What this task involves » I would like each line of the data that holds the word "Size" copied out.

Record extracts »
►

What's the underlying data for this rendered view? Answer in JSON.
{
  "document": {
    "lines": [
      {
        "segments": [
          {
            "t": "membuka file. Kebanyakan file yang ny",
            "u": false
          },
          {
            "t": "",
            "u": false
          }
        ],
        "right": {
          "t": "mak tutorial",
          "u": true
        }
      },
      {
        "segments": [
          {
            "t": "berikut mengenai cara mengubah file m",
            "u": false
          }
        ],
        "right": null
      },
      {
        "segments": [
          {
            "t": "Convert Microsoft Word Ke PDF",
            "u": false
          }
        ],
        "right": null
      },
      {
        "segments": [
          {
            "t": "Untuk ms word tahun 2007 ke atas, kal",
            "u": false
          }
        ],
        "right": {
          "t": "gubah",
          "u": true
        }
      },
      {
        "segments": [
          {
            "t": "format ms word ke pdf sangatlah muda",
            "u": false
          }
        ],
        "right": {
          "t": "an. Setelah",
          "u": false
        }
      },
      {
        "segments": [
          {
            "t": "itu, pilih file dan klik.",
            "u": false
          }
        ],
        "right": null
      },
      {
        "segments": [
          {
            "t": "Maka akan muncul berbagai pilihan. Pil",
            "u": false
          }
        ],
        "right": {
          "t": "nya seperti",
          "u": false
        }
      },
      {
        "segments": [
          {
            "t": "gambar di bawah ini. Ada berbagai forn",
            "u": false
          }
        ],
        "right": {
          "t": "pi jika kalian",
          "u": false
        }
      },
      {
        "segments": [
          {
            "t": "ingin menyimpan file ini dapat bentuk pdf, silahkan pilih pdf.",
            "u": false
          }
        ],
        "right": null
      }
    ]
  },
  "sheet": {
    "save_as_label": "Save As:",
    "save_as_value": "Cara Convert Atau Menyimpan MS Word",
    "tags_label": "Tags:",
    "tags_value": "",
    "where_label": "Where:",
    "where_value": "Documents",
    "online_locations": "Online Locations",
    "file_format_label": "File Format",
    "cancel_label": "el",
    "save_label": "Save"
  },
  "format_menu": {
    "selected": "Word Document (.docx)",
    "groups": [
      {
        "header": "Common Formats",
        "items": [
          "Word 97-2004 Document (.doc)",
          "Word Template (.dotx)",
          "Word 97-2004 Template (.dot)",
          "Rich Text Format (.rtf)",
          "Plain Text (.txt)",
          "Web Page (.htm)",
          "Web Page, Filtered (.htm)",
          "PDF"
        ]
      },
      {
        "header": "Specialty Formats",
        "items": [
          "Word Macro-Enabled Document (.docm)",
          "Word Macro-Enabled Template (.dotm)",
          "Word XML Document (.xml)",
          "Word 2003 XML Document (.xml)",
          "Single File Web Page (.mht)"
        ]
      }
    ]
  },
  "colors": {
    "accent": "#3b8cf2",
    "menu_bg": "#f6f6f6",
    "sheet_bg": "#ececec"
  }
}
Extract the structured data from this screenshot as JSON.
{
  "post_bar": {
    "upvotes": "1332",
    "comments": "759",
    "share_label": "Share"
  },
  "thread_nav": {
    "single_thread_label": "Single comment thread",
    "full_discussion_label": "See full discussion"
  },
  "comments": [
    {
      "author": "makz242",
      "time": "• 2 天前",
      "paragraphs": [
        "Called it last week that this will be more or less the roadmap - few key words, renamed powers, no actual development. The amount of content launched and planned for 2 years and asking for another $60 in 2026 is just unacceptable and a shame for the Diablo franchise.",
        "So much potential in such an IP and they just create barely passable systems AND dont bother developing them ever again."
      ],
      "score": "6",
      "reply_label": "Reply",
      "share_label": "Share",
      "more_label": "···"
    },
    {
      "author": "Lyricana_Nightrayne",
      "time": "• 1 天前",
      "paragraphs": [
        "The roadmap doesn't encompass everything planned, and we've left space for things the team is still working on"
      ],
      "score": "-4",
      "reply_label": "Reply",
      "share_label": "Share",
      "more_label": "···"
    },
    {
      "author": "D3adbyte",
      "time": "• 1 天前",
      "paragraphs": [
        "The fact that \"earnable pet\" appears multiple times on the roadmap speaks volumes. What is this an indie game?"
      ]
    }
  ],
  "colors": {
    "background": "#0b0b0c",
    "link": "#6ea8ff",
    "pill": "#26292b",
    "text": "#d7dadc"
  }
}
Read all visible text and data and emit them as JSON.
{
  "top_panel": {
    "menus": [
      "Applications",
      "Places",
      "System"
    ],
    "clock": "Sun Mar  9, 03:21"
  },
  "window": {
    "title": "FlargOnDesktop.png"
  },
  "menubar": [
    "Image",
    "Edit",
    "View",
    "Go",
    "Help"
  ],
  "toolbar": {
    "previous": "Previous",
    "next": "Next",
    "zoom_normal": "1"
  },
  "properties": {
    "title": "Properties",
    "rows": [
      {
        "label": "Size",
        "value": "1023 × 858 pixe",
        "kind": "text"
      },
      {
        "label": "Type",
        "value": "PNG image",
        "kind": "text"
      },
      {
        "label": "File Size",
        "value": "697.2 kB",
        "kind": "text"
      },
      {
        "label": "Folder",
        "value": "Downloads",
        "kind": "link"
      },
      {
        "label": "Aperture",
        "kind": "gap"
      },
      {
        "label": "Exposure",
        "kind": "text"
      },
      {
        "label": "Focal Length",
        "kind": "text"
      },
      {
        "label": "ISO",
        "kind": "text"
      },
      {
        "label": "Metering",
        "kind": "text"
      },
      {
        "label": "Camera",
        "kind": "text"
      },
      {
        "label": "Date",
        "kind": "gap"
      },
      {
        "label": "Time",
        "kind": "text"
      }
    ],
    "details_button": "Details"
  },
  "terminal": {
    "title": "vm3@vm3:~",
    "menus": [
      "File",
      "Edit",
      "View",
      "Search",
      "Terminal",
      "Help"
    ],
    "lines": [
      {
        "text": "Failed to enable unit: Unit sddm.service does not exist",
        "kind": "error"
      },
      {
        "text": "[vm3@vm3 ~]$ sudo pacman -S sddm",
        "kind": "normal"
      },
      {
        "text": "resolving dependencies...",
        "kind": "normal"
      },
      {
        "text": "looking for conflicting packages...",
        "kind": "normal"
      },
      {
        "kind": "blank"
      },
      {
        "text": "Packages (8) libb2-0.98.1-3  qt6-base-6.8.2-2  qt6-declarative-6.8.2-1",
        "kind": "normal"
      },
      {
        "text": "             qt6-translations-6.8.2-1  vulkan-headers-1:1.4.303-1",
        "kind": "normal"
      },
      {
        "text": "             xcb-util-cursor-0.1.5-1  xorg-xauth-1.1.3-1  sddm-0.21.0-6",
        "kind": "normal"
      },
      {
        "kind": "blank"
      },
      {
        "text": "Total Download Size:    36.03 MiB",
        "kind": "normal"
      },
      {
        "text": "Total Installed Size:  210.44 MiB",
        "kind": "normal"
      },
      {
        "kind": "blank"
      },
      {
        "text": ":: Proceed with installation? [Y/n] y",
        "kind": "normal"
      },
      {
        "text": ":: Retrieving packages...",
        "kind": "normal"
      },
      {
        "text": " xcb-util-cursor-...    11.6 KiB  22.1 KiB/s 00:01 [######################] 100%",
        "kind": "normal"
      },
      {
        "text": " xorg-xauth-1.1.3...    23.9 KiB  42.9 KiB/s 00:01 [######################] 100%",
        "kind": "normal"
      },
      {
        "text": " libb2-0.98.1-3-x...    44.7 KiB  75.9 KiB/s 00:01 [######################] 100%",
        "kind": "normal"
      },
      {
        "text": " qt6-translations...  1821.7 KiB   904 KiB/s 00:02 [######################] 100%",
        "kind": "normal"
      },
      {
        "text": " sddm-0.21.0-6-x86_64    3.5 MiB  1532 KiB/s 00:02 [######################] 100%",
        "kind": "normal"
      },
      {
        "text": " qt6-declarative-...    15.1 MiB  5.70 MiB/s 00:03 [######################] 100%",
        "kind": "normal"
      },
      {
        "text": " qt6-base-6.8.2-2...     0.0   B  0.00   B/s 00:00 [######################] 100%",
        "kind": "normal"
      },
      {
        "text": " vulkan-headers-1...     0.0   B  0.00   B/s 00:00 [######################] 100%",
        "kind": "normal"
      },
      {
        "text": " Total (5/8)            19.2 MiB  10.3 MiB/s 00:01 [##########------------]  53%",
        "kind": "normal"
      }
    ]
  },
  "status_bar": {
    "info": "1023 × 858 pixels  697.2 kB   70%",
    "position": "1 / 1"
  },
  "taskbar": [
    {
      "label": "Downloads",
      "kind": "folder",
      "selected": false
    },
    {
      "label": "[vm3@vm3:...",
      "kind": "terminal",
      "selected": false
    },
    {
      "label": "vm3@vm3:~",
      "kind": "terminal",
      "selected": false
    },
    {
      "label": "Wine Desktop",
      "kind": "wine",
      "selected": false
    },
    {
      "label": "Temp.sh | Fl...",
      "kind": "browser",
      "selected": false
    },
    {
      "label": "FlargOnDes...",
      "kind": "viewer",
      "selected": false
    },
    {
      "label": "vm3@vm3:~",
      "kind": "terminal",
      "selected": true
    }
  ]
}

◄

Written answer »
        "label": "Size",
        "label": "File Size",
        "text": "Total Download Size:    36.03 MiB",
        "text": "Total Installed Size:  210.44 MiB",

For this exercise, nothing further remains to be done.